We are pleased to make our expertise available for public lectures, opinion pieces, commissioned research, interviews and commentaries on a variety of topics, including, but not limited to:
- Global economic shifts and trends across time
- Wellbeing and patterns of health and progress
- The participation of women in economic life
- Historical and contemporary (in)equality
- Cooperation on local, regional, and international level
- (Neo-)Colonialism, developing economies and exploitation
- Sustainability and environmental history
- The history of industries, companies, and businesses
For more information and who to reach out to, see our contact page.
Below you will find some examples of the diverse array of activities we pursue.
In addition to teaching in a classroom setting, we also focus on public lectures as part of our outreach programmes: this includes both one-off lectures and lecture series. Our researchers have given many contributions to the lecture series Big History, a joint production of Utrecht University and Utrecht's Tivoli Vredenburg, in which historical questions are made current and relevant to a broad audience using a wide scope and popular appeal.
We also contribute to several national events: for example, during the 2022 Month of History, Maarten Prak contributed part of a lecture on the 'disaster year' 1673 in Utrecht Dom Church.
More examples of public speeches are Sarah Carmichael's 'Ladies First' at Studium Generale, on gender inequality; Elise van Nederveen Meerkerk's knowledge clip on women and textile production in colonial Java; and Selin Dili in a NIAS panel on the history of entrepeneurship.

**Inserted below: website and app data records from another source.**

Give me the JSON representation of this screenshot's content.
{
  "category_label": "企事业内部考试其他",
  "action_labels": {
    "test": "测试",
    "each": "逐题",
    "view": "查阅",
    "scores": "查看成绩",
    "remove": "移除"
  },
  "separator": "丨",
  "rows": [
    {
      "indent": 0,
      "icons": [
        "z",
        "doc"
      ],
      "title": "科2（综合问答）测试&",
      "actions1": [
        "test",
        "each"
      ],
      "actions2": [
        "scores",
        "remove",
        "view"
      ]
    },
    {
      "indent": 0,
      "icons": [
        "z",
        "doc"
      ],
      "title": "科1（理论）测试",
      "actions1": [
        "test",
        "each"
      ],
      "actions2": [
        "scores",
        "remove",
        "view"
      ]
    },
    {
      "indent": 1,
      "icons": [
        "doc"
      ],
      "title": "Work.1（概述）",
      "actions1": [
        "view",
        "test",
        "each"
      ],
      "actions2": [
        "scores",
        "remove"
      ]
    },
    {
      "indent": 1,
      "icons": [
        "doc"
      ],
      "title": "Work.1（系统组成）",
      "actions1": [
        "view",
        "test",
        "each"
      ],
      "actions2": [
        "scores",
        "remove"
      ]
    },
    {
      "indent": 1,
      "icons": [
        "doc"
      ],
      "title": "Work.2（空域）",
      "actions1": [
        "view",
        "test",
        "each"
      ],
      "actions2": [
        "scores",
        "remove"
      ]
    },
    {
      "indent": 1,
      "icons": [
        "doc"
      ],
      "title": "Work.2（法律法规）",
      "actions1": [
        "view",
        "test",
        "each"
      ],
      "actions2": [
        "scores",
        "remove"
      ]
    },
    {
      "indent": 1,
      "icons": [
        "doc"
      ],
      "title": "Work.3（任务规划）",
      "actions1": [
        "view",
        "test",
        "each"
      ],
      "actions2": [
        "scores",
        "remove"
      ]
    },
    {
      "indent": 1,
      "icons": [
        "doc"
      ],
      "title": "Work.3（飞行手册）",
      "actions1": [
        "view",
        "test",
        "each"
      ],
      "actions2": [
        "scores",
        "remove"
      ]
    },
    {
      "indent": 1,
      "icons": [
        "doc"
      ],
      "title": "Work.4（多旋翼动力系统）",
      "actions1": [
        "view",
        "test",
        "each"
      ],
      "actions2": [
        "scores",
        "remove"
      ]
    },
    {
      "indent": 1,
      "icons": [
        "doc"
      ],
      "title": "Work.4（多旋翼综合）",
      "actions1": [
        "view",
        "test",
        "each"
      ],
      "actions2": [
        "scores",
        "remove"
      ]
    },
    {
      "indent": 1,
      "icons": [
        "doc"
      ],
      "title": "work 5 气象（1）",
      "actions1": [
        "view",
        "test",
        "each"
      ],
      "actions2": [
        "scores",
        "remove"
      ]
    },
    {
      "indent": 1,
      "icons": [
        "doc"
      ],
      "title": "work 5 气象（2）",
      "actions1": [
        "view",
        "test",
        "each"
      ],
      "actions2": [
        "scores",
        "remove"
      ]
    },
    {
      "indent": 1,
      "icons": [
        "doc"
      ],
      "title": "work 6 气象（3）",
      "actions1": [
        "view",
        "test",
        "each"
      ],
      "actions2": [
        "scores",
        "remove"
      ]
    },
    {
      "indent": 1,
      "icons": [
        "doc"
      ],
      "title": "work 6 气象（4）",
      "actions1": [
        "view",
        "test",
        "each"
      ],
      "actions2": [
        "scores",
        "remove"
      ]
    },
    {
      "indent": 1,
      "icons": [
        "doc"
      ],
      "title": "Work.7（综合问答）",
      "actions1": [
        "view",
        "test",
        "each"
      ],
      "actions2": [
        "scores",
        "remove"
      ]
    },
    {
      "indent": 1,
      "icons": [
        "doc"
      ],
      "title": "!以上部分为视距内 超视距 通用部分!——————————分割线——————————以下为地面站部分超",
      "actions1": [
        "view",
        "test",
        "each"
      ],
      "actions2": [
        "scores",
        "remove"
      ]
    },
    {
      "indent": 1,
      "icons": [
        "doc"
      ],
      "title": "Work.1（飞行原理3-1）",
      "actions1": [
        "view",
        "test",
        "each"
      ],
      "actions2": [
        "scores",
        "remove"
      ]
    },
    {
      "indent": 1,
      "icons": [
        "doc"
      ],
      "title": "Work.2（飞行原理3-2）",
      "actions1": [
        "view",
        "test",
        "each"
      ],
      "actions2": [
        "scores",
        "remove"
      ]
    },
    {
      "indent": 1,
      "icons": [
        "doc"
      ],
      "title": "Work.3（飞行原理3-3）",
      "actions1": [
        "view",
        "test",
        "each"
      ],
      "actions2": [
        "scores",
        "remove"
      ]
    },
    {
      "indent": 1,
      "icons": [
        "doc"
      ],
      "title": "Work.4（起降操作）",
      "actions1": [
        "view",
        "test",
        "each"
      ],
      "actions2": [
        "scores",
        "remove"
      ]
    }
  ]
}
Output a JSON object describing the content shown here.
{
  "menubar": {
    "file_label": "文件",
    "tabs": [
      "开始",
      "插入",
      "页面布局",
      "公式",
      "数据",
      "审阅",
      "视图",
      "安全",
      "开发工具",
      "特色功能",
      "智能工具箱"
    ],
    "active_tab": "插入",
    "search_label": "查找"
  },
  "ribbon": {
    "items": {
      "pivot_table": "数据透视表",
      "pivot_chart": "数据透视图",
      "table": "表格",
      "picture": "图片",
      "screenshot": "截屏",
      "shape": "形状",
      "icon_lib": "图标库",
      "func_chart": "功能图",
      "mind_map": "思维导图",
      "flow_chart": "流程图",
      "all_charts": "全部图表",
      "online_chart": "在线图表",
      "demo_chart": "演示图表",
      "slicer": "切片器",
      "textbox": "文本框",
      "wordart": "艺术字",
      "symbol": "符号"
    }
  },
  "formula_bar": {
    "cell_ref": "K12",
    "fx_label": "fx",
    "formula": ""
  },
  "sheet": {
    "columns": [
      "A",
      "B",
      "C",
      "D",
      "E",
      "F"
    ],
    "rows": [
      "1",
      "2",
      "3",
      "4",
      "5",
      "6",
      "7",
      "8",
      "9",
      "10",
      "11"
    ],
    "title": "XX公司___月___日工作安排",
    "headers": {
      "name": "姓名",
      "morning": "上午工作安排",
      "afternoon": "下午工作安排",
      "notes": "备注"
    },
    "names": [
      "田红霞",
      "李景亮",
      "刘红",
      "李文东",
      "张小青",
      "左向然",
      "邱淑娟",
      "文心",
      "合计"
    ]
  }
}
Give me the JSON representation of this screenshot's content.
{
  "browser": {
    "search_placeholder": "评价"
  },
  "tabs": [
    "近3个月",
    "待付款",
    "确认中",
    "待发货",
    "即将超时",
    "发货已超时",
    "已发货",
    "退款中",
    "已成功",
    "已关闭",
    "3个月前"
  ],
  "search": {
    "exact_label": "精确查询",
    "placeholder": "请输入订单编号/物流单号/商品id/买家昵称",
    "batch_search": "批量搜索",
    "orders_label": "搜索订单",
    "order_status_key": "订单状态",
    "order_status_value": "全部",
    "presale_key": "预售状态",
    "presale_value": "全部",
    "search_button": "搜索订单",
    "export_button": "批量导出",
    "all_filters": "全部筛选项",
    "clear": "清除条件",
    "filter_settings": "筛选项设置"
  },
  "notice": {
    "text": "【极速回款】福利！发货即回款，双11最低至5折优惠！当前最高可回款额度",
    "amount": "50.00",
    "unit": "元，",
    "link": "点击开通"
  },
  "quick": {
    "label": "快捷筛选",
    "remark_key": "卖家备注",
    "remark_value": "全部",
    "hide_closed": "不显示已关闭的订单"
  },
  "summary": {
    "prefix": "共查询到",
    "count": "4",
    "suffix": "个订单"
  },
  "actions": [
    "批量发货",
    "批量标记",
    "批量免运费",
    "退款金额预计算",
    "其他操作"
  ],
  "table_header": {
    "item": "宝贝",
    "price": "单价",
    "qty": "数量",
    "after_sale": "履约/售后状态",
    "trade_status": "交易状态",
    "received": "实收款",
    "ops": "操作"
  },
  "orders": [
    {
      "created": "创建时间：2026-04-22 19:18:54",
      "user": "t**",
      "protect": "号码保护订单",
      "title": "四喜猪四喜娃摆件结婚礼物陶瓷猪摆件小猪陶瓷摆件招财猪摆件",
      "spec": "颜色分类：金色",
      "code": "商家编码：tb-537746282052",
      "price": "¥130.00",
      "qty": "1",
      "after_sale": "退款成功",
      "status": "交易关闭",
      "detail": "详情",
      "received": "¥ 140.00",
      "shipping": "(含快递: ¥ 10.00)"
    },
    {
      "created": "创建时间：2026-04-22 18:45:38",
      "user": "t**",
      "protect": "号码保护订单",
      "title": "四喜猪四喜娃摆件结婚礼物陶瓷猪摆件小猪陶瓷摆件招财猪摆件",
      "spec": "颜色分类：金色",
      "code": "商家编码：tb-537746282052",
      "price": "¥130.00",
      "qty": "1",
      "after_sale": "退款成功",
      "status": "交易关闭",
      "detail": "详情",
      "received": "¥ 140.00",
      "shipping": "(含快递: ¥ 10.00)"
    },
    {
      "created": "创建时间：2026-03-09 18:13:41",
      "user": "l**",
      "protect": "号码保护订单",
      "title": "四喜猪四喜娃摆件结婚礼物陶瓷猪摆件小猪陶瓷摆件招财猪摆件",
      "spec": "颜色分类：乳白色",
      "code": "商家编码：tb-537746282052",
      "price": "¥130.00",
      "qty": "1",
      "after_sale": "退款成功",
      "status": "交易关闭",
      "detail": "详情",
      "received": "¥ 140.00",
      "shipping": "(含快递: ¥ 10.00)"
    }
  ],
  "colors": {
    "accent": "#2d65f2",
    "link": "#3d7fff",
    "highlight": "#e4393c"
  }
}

These, among many others, are opportunities we take to share our expertise.
We are also one of the first destinations for many businesses when they wish to commission historical research. Bram Bouwens’ recent book Welcome aboard! Een eeuw KLM (100 years of KLM Royal Dutch Airlines), analysing the development of KLM from its founding to the present day, and his similar work on the history of Royal Dutch Shell were two of many occasions where we have delved into the past of key global business players.
At Economic and Social History, we know the importance of not only looking at global developments, but zooming in to the micro-level of households and individuals. In this case, citizen science is an invaluable bridge between our department and the wider world; we regularly involve everyday people in our research in a variety of ways.
In our Kasboekje van Nederland (Cash book of the Netherlands) project, we actively encouraged citizens to participate in the building of our research corpus: ordinary Dutch families and (small) businesses donated old financial documents, which we then used as a basis for historical research. The often surprising finds from these unique looks into household spending led to the creation of an NTR-produced television series examining the relationship between Dutch people and their finances across time.
In addition, our project 'Ja, ik wil!' (Yes, I do!) examined Amsterdam marriage registers from the 16th to the 19th century, of which the majority were transcribed by volunteers of Vele Handen, a citizen science platform.
Several of our researchers have had appearances in the media, both in print and on video. These include Elise van Nederveen Meerkerk's 2022 appearance on Het Verhaal van Nederland (The story of the Netherlands), but also Bas van Bavel's frequent appearances as expert opinion on current affairs shows such as Buitenhof, and his columns in NRC, FD and De Volkskrant.
Local and National Government
Given the global scope and perspective of our research and its long time spans, we frequently collaborate with both Dutch and international governments, policy makers, think tanks, and independent research institutes to achieve our research goals. They, in turn, use our data to set developmental goals and identify avenues for policy creation.
One example of this exchange is our contribution to the CLIO-INFRA database project, where we helped establish freely-accessible databases of welfare indicators across the last 200 years. These are not only used by other academics, but by policy researchers and even banks such as the Dutch Rabobank to inform their actions.
On another occasion, our Global Wellbeing-project collaborated not only with the international Organisation for Economic Co-operation and Development (OECD) and the Dutch Central Planning Bureau to analyse ways in which indicators of wellbeing have shifted in the Netherlands and abroad, but in the process had valuable collaboration opportunities with local and provincial governments as well. On all levels including internationally, our researchers at Economic and Social History work with a broad spectrum of governmental bodies to identify and explore potential research areas. The most recent 2021 edition of the OECD's report shows a continued drive for cooperation.